Nothing much to speak of for a writing update beyond starting short story number three of my trilogy over the long Labor Day weekend, as everything else is still unchanged from last Wednesday. So for your enjoyment and amusement and potential ammunition to mock me with, I present to you, my somewhat secretive (to everyone else) pre-wrting routines.
My pre-writing routine may never become as well known as former Cleveland Indian Mike Hargrove, who earned the sobriquet "Human Rain Delay" (if you Google the phrase, the first five entries, including Wikipedia and YouTube, refer to him) during his playing career, but more often than not, it has become just as OCD as any other annoying routine that I had the displeasure of doing for years before finally getting rid of it.
I have developed two very annoying routines that I perform prior to doing any kind of writing, and that includes blogging. Before I write out a single word on paper, or type out a single word on the computer, these pre-writing routines must be performed. Otherwise, I can't get into the proper frame of mind for writing.
If I'm writing something on the computer, be it a blog post or a story, after getting the computer started and what now (I use my laptop in two hour increments and turn it off when I'm not using it), I play a game of spider solitaire. If I win, I move on to the next step. If I don't, I keep on playing until I win. For those of you think that this sounds stupid because it's a game that is easy to win at, it isn't. I play the game with a severe handicap, so naturally it lends itself more to losing than winning. The longest losing streak that I had while playing this game, was 49 consecutive games, which naturally cut into my writing time.
The next step, should I win a game, is to log into Facebook. Once I get done checking that, I then check Blogger; my Gmail; my Hotmail; my Yahoo twice; FoxNews; ESPN; and my local newspaper website, in that order.
Then I write, either my blog post (with various research links if need be) or my story (again doing research if need be). Sometimes I'll write original stuff and sometimes I'll dictate my scribbles via the Dragon.
There are times though that I've been able to break that routine by simply cracking down and staying offline. But it doesn't last for long because I really need to have at least one thing from the CyberWorld going at the same time that I'm writing. Doesn't matter what it is, so long as I have it going, I'm writing.
For when I decide to write outdoors, that's when it gets positively infantile.
Example: I want to work on a short story.
1} Grab my folder of paper, my clipboard, the printed pages of what I written so far, a rubber fingertip and my hat.
2} Go outside to my writing area, get myself situated in my chair, take out a pen, clipboard, short story and start studying where I had left off at.
3} Ten seconds later, decide to get a snack. Get snack, eat, then repeat step #2.
4} Ten seconds later, decide to get a drink. Get drink, drink, then repeat step #2.

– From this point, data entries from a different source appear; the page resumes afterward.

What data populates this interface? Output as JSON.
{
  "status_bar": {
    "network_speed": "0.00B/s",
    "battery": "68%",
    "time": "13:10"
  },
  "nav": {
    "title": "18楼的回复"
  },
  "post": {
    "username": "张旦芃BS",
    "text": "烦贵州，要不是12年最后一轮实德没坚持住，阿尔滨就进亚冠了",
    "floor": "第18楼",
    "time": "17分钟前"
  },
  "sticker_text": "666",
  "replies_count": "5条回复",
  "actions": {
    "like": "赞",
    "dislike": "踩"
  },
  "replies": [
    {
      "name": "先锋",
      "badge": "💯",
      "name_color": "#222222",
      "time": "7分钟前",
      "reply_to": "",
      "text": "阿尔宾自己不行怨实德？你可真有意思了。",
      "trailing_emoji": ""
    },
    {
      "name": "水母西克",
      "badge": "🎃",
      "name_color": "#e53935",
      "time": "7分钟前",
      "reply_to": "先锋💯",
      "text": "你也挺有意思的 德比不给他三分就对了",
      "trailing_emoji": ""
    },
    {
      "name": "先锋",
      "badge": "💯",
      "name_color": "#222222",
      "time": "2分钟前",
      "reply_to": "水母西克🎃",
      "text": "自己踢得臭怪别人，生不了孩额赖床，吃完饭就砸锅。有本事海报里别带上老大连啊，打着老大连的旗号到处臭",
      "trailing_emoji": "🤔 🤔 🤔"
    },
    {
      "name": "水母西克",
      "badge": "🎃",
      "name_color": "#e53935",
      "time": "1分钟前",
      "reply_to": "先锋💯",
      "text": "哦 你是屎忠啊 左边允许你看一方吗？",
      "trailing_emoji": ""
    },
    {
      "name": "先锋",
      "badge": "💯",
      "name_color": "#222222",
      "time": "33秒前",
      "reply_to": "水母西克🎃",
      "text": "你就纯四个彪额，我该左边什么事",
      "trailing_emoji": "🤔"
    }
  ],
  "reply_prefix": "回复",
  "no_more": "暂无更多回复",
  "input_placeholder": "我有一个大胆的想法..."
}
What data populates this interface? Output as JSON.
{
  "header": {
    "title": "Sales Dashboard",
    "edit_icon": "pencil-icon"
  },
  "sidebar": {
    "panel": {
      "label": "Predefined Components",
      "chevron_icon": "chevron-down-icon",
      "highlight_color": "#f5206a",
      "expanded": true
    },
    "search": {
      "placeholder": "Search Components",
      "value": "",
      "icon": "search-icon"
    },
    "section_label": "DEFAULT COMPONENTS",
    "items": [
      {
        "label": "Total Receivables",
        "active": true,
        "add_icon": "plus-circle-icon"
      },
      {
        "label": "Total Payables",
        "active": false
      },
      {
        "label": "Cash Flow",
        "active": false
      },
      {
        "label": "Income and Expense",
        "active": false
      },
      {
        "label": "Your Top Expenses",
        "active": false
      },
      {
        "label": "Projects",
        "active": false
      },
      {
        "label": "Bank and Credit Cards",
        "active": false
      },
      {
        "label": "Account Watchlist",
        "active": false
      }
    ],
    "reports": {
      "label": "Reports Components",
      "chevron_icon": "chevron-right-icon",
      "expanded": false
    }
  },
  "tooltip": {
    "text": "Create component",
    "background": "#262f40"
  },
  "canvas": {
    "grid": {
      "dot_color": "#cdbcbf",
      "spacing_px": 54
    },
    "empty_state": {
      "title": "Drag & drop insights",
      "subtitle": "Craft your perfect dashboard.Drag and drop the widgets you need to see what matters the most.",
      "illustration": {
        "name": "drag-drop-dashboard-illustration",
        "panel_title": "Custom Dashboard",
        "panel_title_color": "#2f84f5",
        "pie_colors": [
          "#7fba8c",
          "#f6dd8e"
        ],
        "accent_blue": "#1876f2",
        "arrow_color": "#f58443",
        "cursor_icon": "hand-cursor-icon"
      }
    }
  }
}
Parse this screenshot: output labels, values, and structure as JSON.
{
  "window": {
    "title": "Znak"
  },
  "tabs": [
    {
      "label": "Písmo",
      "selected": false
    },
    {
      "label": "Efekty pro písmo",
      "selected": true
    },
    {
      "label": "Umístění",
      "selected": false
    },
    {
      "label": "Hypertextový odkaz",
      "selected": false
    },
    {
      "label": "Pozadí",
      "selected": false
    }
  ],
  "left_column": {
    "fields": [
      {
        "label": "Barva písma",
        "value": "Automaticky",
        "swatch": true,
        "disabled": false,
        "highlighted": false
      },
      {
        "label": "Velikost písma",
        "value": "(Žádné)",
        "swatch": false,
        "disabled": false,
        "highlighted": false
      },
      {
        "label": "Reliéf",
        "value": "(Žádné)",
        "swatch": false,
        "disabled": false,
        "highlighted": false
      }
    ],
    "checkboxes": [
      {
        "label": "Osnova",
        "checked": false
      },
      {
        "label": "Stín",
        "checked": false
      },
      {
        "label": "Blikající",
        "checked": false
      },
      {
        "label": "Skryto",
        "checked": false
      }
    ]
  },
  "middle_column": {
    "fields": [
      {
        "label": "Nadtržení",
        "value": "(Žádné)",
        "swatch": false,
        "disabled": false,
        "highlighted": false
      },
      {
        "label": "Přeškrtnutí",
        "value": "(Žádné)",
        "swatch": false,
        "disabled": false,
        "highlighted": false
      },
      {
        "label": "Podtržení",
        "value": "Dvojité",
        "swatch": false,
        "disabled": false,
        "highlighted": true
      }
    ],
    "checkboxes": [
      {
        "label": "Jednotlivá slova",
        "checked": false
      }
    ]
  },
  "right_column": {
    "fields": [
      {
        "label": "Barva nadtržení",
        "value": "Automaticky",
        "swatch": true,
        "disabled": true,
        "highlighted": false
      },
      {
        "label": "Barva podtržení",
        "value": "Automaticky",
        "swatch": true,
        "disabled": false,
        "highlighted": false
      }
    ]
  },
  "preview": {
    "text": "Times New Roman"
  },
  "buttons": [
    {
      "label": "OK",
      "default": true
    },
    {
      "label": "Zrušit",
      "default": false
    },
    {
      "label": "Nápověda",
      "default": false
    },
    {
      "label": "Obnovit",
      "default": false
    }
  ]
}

5} Ten seconds later, decide to move my chair to the other side of the tree so that the sun isn't beating down. Move chair to the other side, gather up my stuff and transport it to the other side of the tree. Repeat step #2.
6} Ten seconds later, decide to blow my nose. Get either tissue from the house or napkin from the car, blow my nose, then repeat step #2.
7} Ten seconds later, screw around with my phone. Fix phone, then repeat step #2.
8) Two minutes later, while repeating step #2 for the fifth time, allow the gentle mountain breeze to lull me to sleep. Nap for about an hour. Wake up from nap, repeat step #2.
Keep in mind that I have yet to write a single word down in the preceding hour and a half of being outside.
9} Eventually I come to my senses, get angry with myself for wasting all of this time doing all kinds of pointless shit, and start to write. Which usually lasts anywhere from a half hour to an hour plus, and I wind up with a minimum of three handwritten pages of text.
I have another writing area, which is my front porch, and except for steps #5 & #8, everything else applies.
This is my tiny little screwed up writing world. It's long term, it's deeply ingrained, and there is no hope for a cure for me. If you don't want to see anyone else suffer from the same kind of malady, for god's sake, stop them before they can get started on the road to ruination. Don't let anyone, including yourself, come up with such an annoying pre-writing routine as mine. Please let this be a warning to others that OCD is positively lethal when you're a writer.